Task brief >>
Filter the records below down to lines containing "title".

Given entries >>
----------

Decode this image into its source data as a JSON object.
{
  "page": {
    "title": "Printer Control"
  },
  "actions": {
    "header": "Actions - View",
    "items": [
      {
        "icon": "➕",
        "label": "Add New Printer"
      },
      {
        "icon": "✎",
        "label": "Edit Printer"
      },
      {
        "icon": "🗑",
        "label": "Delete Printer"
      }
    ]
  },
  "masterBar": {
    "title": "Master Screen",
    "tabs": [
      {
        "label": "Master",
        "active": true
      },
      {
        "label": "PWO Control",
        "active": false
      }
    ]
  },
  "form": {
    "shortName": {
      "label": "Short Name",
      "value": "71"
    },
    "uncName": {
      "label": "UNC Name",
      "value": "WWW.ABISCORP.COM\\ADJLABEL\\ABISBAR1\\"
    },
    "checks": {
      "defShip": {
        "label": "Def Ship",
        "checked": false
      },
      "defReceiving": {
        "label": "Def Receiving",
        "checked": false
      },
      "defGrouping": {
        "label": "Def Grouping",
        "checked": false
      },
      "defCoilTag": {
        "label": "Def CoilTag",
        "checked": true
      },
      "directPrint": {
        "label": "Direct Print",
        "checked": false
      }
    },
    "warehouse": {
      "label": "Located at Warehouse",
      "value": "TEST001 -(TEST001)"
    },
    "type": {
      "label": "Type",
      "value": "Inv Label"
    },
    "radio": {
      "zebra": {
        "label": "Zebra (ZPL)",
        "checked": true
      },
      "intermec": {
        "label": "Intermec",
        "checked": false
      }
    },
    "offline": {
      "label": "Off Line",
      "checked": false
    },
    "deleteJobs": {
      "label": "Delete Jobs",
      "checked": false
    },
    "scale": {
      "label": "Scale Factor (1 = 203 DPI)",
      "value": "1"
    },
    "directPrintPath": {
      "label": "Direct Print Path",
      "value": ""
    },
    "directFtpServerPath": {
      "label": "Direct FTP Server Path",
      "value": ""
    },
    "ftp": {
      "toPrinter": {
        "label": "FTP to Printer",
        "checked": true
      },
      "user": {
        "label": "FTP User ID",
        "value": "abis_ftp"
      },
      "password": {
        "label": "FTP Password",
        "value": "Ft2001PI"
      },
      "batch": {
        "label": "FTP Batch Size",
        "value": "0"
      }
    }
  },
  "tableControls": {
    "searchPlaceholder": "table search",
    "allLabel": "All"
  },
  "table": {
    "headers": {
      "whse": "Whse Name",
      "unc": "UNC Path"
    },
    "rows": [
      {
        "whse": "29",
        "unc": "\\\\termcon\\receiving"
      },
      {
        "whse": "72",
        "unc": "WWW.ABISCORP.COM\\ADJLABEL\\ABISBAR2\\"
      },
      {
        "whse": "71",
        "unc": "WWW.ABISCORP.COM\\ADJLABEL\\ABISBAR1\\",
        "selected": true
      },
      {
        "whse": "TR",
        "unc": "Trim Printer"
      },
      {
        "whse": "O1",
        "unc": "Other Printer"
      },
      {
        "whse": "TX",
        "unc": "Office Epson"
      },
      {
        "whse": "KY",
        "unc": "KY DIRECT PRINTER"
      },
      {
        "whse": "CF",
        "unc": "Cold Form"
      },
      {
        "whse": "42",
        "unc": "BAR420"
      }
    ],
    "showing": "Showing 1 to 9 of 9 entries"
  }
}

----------

Task solution >>
    "title": "Printer Control"
    "title": "Master Screen",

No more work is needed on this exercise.